*** Entries shown Section Begins ***
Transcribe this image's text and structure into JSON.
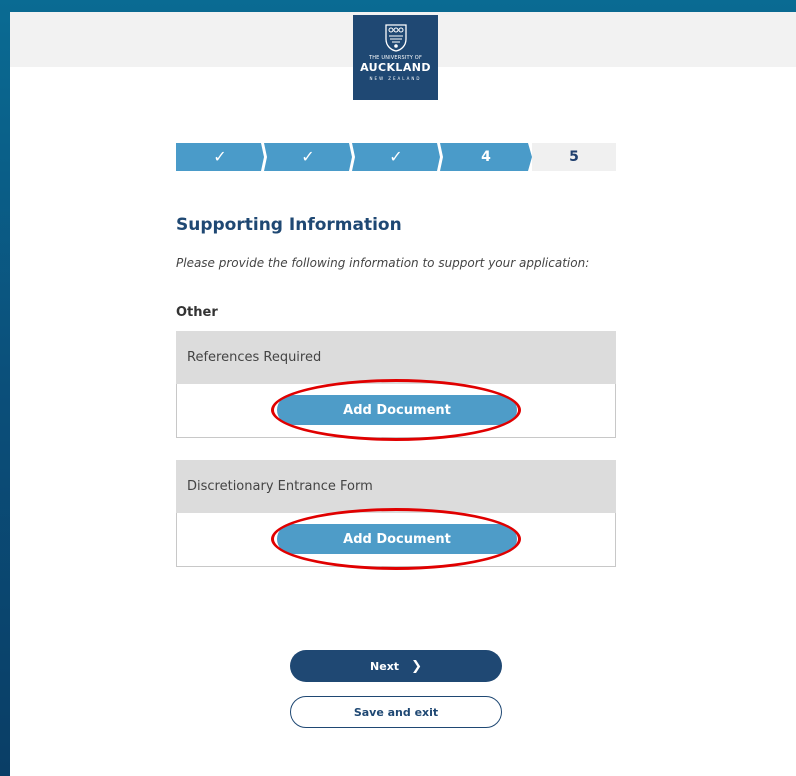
{
  "logo": {
    "line1": "THE UNIVERSITY OF",
    "line2": "AUCKLAND",
    "line3": "NEW ZEALAND"
  },
  "stepper": {
    "steps": [
      {
        "label": "✓",
        "state": "complete"
      },
      {
        "label": "✓",
        "state": "complete"
      },
      {
        "label": "✓",
        "state": "complete"
      },
      {
        "label": "4",
        "state": "current"
      },
      {
        "label": "5",
        "state": "upcoming"
      }
    ]
  },
  "main": {
    "title": "Supporting Information",
    "subtitle": "Please provide the following information to support your application:",
    "section_label": "Other",
    "documents": [
      {
        "heading": "References Required",
        "button_label": "Add Document"
      },
      {
        "heading": "Discretionary Entrance Form",
        "button_label": "Add Document"
      }
    ]
  },
  "footer": {
    "next_label": "Next",
    "next_icon": "chevron-right-icon",
    "save_label": "Save and exit"
  },
  "colors": {
    "brand_navy": "#1f4873",
    "step_blue": "#4a9bc9",
    "button_blue": "#4e9cc8",
    "annotation_red": "#e00000"
  }
}
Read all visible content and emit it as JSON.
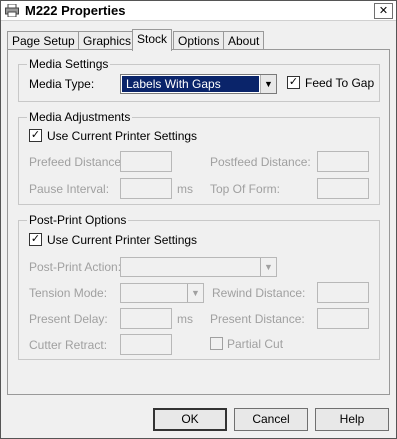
{
  "window": {
    "title": "M222 Properties",
    "close_glyph": "✕",
    "icon": "printer-icon"
  },
  "tabs": [
    {
      "label": "Page Setup"
    },
    {
      "label": "Graphics"
    },
    {
      "label": "Stock"
    },
    {
      "label": "Options"
    },
    {
      "label": "About"
    }
  ],
  "active_tab": "Stock",
  "media_settings": {
    "title": "Media Settings",
    "media_type_label": "Media Type:",
    "media_type_value": "Labels With Gaps",
    "feed_to_gap_label": "Feed To Gap",
    "feed_to_gap_checked": true
  },
  "media_adjustments": {
    "title": "Media Adjustments",
    "use_current_label": "Use Current Printer Settings",
    "use_current_checked": true,
    "prefeed_label": "Prefeed Distance:",
    "postfeed_label": "Postfeed Distance:",
    "pause_label": "Pause Interval:",
    "pause_unit": "ms",
    "top_of_form_label": "Top Of Form:"
  },
  "post_print": {
    "title": "Post-Print Options",
    "use_current_label": "Use Current Printer Settings",
    "use_current_checked": true,
    "action_label": "Post-Print Action:",
    "tension_label": "Tension Mode:",
    "rewind_label": "Rewind Distance:",
    "present_delay_label": "Present Delay:",
    "present_delay_unit": "ms",
    "present_distance_label": "Present Distance:",
    "cutter_label": "Cutter Retract:",
    "partial_cut_label": "Partial Cut",
    "partial_cut_checked": false
  },
  "buttons": {
    "ok": "OK",
    "cancel": "Cancel",
    "help": "Help"
  },
  "check_glyph": "✓",
  "arrow_glyph": "▼"
}
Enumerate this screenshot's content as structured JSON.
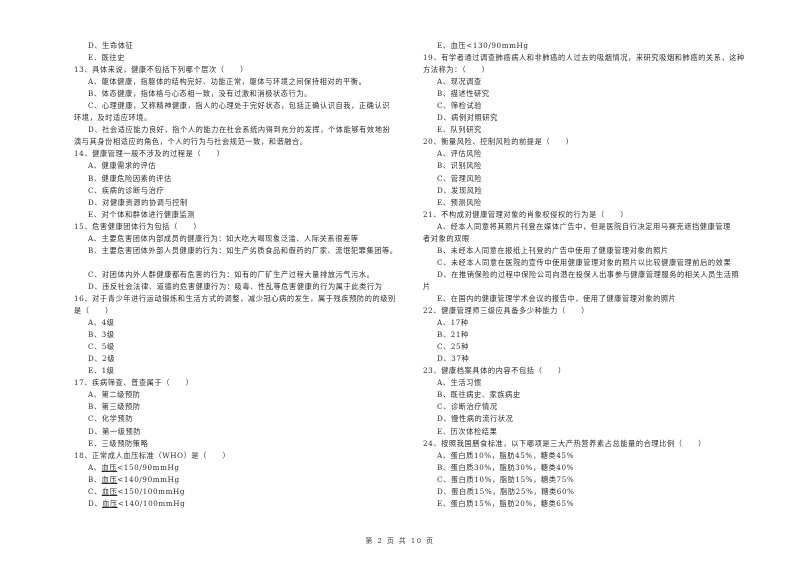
{
  "left_column": [
    {
      "type": "opt",
      "text": "D、生命体征"
    },
    {
      "type": "opt",
      "text": "E、既往史"
    },
    {
      "type": "q",
      "text": "13、具体来说，健康不包括下列哪个层次（　　）"
    },
    {
      "type": "opt",
      "text": "A、躯体健康，指躯体的结构完好、功能正常，躯体与环境之间保持相对的平衡。"
    },
    {
      "type": "opt",
      "text": "B、体态健康，指体格与心态相一致，没有过激和消极状态行为。"
    },
    {
      "type": "opt",
      "text": "C、心理健康，又称精神健康，指人的心理处于完好状态，包括正确认识自我，正确认识"
    },
    {
      "type": "cont",
      "text": "环境，及时适应环境。"
    },
    {
      "type": "opt",
      "text": "D、社会适应能力良好，指个人的能力在社会系统内得到充分的发挥，个体能够有效地扮"
    },
    {
      "type": "cont",
      "text": "演与其身份相适应的角色，个人的行为与社会规范一致，和谐融合。"
    },
    {
      "type": "q",
      "text": "14、健康管理一般不涉及的过程是（　　）"
    },
    {
      "type": "opt",
      "text": "A、健康需求的评估"
    },
    {
      "type": "opt",
      "text": "B、健康危险因素的评估"
    },
    {
      "type": "opt",
      "text": "C、疾病的诊断与治疗"
    },
    {
      "type": "opt",
      "text": "D、对健康资源的协调与控制"
    },
    {
      "type": "opt",
      "text": "E、对个体和群体进行健康监测"
    },
    {
      "type": "q",
      "text": "15、危害健康团体行为包括（　　）"
    },
    {
      "type": "opt",
      "text": "A、主要危害团体内部成员的健康行为：如大吃大喝现象泛滥、人际关系很差等"
    },
    {
      "type": "opt",
      "text": "B、主要危害团体外部人员健康的行为：如生产劣质食品和假药的厂家、流氓犯罪集团等。"
    },
    {
      "type": "blank",
      "text": ""
    },
    {
      "type": "opt",
      "text": "C、对团体内外人群健康都有危害的行为：如有的厂矿生产过程大量排放污气污水。"
    },
    {
      "type": "opt",
      "text": "D、违反社会法律、道德的危害健康行为：吸毒、性乱等危害健康的行为属于此类行为"
    },
    {
      "type": "q",
      "text": "16、对于青少年进行运动锻炼和生活方式的调整，减少冠心病的发生，属于残疾预防的的级别"
    },
    {
      "type": "cont",
      "text": "是（　　）"
    },
    {
      "type": "opt",
      "text": "A、4级"
    },
    {
      "type": "opt",
      "text": "B、3级"
    },
    {
      "type": "opt",
      "text": "C、5级"
    },
    {
      "type": "opt",
      "text": "D、2级"
    },
    {
      "type": "opt",
      "text": "E、1级"
    },
    {
      "type": "q",
      "text": "17、疾病筛查、普查属于（　　）"
    },
    {
      "type": "opt",
      "text": "A、第二级预防"
    },
    {
      "type": "opt",
      "text": "B、第三级预防"
    },
    {
      "type": "opt",
      "text": "C、化学预防"
    },
    {
      "type": "opt",
      "text": "D、第一级预防"
    },
    {
      "type": "opt",
      "text": "E、三级预防策略"
    },
    {
      "type": "q",
      "text": "18、正常成人血压标准（WHO）是（　　）"
    },
    {
      "type": "opt",
      "prefix": "A、",
      "underline": "血压",
      "text": "<150/90mmHg"
    },
    {
      "type": "opt",
      "prefix": "B、",
      "underline": "血压",
      "text": "<140/90mmHg"
    },
    {
      "type": "opt",
      "prefix": "C、",
      "underline": "血压",
      "text": "<150/100mmHg"
    },
    {
      "type": "opt",
      "prefix": "D、",
      "underline": "血压",
      "text": "<140/100mmHg"
    }
  ],
  "right_column": [
    {
      "type": "opt",
      "text": "E、血压<130/90mmHg"
    },
    {
      "type": "q",
      "text": "19、有学者通过调查肺癌病人和非肺癌的人过去的吸烟情况，来研究吸烟和肺癌的关系，这种"
    },
    {
      "type": "cont",
      "text": "方法称为：（　　）"
    },
    {
      "type": "opt",
      "text": "A、现况调查"
    },
    {
      "type": "opt",
      "text": "B、描述性研究"
    },
    {
      "type": "opt",
      "text": "C、筛检试验"
    },
    {
      "type": "opt",
      "text": "D、病例对照研究"
    },
    {
      "type": "opt",
      "text": "E、队列研究"
    },
    {
      "type": "q",
      "text": "20、衡量风险、控制风险的前提是（　　）"
    },
    {
      "type": "opt",
      "text": "A、评估风险"
    },
    {
      "type": "opt",
      "text": "B、识别风险"
    },
    {
      "type": "opt",
      "text": "C、管理风险"
    },
    {
      "type": "opt",
      "text": "D、发现风险"
    },
    {
      "type": "opt",
      "text": "E、预测风险"
    },
    {
      "type": "q",
      "text": "21、不构成对健康管理对象的肖象权侵权的行为是（　　）"
    },
    {
      "type": "opt",
      "text": "A、经本人同意将其照片刊登在媒体广告中，但是医院自行决定用马赛克遮挡健康管理"
    },
    {
      "type": "cont",
      "text": "者对象的双眼"
    },
    {
      "type": "opt",
      "text": "B、未经本人同意在报纸上刊登的广告中使用了健康管理对象的照片"
    },
    {
      "type": "opt",
      "text": "C、未经本人同意在医院的宣传中使用健康管理对象的照片以比较健康管理前后的效果"
    },
    {
      "type": "opt",
      "text": "D、在推销保险的过程中保险公司向潜在投保人出事参与健康管理服务的相关人员生活照"
    },
    {
      "type": "cont",
      "text": "片"
    },
    {
      "type": "opt",
      "text": "E、在国内的健康管理学术会议的报告中，使用了健康管理对象的照片"
    },
    {
      "type": "q",
      "text": "22、健康管理师三级应具备多少种能力（　　）"
    },
    {
      "type": "opt",
      "text": "A、17种"
    },
    {
      "type": "opt",
      "text": "B、21种"
    },
    {
      "type": "opt",
      "text": "C、25种"
    },
    {
      "type": "opt",
      "text": "D、37种"
    },
    {
      "type": "q",
      "text": "23、健康档案具体的内容不包括（　　）"
    },
    {
      "type": "opt",
      "text": "A、生活习惯"
    },
    {
      "type": "opt",
      "text": "B、既往病史、家族病史"
    },
    {
      "type": "opt",
      "text": "C、诊断治疗情况"
    },
    {
      "type": "opt",
      "text": "D、慢性病的流行状况"
    },
    {
      "type": "opt",
      "text": "E、历次体检结果"
    },
    {
      "type": "q",
      "text": "24、按照我国膳食标准，以下哪项是三大产热营养素占总能量的合理比例（　　）"
    },
    {
      "type": "opt",
      "text": "A、蛋白质10%，脂肪45%，糖类45%"
    },
    {
      "type": "opt",
      "text": "B、蛋白质30%，脂肪30%，糖类40%"
    },
    {
      "type": "opt",
      "text": "C、蛋白质10%，脂肪15%，糖类75%"
    },
    {
      "type": "opt",
      "text": "D、蛋白质15%，脂肪25%，糖类60%"
    },
    {
      "type": "opt",
      "text": "E、蛋白质15%，脂肪20%，糖类65%"
    }
  ],
  "footer": {
    "page_label": "第 2 页 共 10 页"
  }
}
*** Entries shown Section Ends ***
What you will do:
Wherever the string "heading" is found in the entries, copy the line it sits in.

Exercise result:
        "heading": "References Required",
        "heading": "Discretionary Entrance Form",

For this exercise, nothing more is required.